Tucked away in the back streets of St Ives, Trewyn Studio and garden – owned and managed by the Tate Gallery since 1980 – is a unique exhibition of the works of Barbara Hepworth, one of the most influential artists of the twentieth century.
THE HISTORY OF THE BARBARA HEPWORTH MUSEUM AND SCULPTURE GARDEN
Barbara Hepworth moved to Cornwall with her husband and their young children at the outbreak of the Second World War. Trewyn Studio became her home and workplace in 1949, and Barbara remained there until her death in 1975. Barbara’s wish was for the studio – now known as the Barbara Hepworth Museum – to become a museum of her work.
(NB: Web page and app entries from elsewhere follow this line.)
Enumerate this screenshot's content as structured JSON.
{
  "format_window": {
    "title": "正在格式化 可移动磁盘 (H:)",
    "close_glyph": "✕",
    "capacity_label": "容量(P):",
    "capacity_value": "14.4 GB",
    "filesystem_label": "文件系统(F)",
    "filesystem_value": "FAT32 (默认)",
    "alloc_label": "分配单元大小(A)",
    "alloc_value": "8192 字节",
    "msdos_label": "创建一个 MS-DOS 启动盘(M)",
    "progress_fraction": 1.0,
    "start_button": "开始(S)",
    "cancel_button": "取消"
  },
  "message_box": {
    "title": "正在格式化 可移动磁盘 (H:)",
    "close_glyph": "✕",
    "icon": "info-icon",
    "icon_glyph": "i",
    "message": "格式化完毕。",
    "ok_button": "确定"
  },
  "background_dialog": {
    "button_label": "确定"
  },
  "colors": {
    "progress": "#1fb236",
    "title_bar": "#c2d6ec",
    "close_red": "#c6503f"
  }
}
Barbara’s work at Trewyn Studio began initially with wood and stone carvings. In the 1950s, she started working with bronze, and created many remarkable sculptures too large to be displayed indoors – so these works were moved outside, to the garden. To this day, the majority of the bronze sculptures are located exactly where Barbara placed them.
WHAT IS THERE TO SEE AND DO?
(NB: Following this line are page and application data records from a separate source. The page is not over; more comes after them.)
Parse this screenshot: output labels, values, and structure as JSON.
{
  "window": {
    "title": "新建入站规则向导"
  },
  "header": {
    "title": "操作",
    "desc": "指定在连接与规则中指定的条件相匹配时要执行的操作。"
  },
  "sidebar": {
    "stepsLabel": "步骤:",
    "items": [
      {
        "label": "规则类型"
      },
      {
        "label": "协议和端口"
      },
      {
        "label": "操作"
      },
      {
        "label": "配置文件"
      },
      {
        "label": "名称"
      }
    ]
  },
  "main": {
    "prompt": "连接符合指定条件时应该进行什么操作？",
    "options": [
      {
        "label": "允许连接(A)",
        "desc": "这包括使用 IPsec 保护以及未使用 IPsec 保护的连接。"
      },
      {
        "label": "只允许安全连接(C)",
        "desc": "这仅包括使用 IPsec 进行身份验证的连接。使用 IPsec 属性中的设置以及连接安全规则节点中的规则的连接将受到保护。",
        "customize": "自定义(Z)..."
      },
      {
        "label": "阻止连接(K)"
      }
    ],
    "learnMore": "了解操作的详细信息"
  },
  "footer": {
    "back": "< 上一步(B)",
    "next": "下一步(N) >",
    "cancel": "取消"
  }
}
Barbara Hepworth’s works are beautifully exhibited both in Trewyn Studio and its garden. Learn all about the internationally-acclaimed artist and her life in Cornwall; guided tours of the museum and garden are available on a daily basis.
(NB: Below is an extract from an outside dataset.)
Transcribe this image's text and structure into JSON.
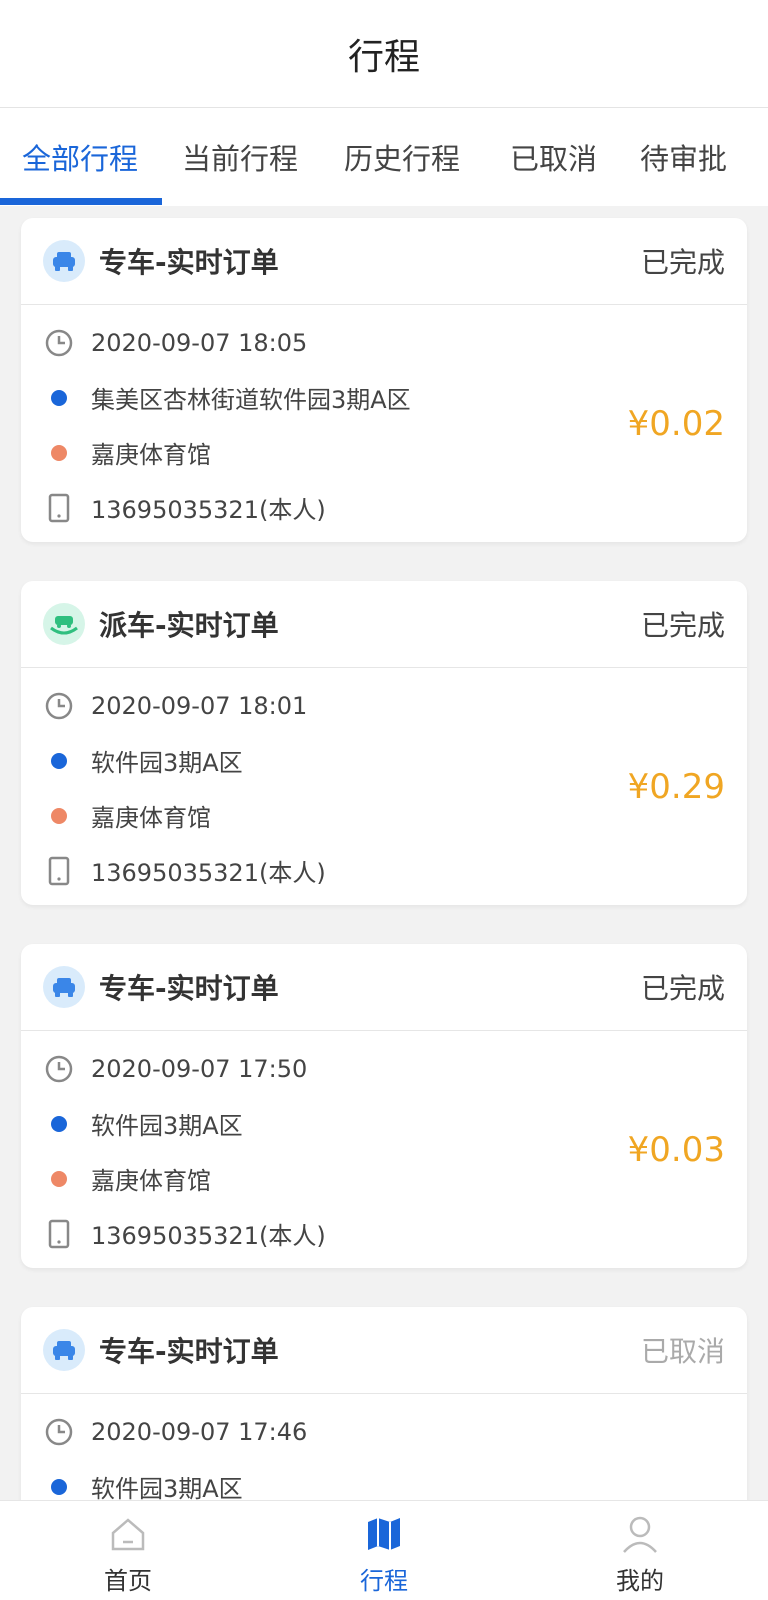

Current exhibitions (as at July 2016) include a bronze sculpture titled Figure for Landscape (from 1959-1960), Sculpture with Colour from 1940, Garden Sculpture (Model for Meridian) from 1958 and Conversation with Magic Stones from 1973.
The museum curators also host various events throughout the year; for example, breakfast talks about Barbara Hepworth and her life, and out-of-hours tours, which members of the Tate St Ives are invited to come along to.
Private guided tours and workshops can also be arranged to suit your own requirements.